There is much speculation to the reason behind it and many variables to consider ranging from the gradual change in cultural mind-set and the creation of new markets to, notably, the rise in technology. Technology is changing the way in which startups operate in the UK, both with ease and accessibility to significant reductions to the cost of starting a business. On top of this, digital entrepreneurship has emerged as a startup category itself, and was identified as a key growth factor for the UK economy. Much of the growth in startups has been fuelled by a booming technology industry, where the growth of technology clusters in the UK has led to both an increase in the number of jobs available and also intense competition among those in need of people such as software developers. This importance on digital capabilities is increasingly central to success and growth across all startups, with fears already that the UK may face a digital skills gap.

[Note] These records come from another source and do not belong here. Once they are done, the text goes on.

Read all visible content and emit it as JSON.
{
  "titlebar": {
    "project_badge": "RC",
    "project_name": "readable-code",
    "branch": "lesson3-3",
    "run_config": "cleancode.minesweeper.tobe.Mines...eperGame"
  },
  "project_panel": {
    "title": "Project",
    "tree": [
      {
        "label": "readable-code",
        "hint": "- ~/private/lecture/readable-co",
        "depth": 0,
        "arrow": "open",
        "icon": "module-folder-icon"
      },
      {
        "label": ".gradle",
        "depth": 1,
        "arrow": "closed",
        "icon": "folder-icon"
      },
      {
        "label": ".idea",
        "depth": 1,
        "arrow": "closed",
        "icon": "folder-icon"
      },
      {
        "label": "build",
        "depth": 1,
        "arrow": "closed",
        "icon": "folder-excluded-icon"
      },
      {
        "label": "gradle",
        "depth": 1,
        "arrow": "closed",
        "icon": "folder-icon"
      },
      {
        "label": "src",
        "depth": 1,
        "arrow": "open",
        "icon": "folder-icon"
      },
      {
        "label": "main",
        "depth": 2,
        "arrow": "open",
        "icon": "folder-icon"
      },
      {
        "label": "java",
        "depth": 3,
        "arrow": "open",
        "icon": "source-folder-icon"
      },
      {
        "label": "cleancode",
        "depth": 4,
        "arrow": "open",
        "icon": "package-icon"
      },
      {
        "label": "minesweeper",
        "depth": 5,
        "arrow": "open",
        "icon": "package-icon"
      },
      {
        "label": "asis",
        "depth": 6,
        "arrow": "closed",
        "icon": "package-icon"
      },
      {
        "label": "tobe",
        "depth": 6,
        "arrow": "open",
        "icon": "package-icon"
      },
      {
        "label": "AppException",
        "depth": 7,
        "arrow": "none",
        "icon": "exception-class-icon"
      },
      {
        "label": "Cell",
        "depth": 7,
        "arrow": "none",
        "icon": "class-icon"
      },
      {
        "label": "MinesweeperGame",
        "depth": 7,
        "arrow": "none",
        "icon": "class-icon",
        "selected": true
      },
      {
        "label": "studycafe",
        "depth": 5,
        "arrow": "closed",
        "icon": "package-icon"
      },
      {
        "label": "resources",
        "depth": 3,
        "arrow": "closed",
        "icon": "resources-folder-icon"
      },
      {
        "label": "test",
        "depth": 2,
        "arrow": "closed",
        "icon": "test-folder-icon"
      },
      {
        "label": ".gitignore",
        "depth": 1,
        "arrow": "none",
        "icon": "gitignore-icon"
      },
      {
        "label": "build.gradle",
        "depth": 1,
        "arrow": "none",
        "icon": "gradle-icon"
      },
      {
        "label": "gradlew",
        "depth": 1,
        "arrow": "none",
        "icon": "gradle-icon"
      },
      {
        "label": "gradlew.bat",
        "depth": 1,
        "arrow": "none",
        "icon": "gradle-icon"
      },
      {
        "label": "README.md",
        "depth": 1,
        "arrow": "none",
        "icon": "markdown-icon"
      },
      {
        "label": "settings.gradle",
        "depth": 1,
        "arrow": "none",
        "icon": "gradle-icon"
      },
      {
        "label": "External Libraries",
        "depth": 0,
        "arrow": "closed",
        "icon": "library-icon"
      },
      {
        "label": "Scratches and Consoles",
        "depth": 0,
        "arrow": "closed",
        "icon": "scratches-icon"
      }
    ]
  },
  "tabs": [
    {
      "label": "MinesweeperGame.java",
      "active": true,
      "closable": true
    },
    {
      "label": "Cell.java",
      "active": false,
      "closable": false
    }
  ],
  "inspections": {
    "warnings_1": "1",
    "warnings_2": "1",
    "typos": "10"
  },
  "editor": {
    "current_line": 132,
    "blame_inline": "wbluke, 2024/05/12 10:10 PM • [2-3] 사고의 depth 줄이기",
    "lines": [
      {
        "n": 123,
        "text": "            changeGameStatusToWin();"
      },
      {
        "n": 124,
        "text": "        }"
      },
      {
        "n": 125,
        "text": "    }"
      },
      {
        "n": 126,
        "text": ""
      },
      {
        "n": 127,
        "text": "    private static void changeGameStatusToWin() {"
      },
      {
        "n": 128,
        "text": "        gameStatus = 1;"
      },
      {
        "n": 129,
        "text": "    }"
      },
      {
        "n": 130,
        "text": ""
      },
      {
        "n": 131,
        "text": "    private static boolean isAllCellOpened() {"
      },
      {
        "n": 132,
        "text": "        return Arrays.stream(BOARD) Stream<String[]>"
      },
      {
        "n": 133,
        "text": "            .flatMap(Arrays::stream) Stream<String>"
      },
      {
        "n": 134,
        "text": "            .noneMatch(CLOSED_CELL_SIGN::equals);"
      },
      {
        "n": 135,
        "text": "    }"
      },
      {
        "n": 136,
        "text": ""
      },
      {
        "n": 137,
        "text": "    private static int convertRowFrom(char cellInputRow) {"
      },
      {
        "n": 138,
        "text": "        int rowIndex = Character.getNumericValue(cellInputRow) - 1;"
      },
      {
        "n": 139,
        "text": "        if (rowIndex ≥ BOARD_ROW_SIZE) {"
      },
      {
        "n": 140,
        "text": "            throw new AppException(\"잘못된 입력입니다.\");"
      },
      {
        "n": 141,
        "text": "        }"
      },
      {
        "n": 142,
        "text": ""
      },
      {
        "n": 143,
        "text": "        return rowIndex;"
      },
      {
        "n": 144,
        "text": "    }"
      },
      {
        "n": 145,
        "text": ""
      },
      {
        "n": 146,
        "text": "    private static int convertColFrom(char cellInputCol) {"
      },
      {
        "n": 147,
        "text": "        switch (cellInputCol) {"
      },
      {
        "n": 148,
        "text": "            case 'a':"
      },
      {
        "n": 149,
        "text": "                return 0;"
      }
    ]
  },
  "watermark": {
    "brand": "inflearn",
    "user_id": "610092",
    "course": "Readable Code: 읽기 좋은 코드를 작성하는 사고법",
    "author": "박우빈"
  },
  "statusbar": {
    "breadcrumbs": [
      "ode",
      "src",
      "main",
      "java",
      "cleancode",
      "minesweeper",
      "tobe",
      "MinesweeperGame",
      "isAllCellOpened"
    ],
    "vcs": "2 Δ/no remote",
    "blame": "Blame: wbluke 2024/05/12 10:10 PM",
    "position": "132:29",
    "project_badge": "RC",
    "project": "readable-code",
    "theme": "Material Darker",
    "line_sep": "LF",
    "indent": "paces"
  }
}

But these claims of new markets and entrepreneurship categories are contrasted by the Labour Force Survey conducted by the Office for National Statistics, who state that there has been a significant decrease in the average number of people leaving self-employment and returning to employment each year, and this could be behind the significant increase in the number of self-employed individuals over the last five years. The survey suggests that this change can be explained by the rise in people working beyond the default pension age and the rise in unemployment after the economic downturn reducing the opportunity for people to transition from self-employment. This links the cause of the UK’s entrepreneurial surge back to correlation between the rate of unemployment and self-employment: is this rise in self-employment voluntary or a forced reaction post crisis?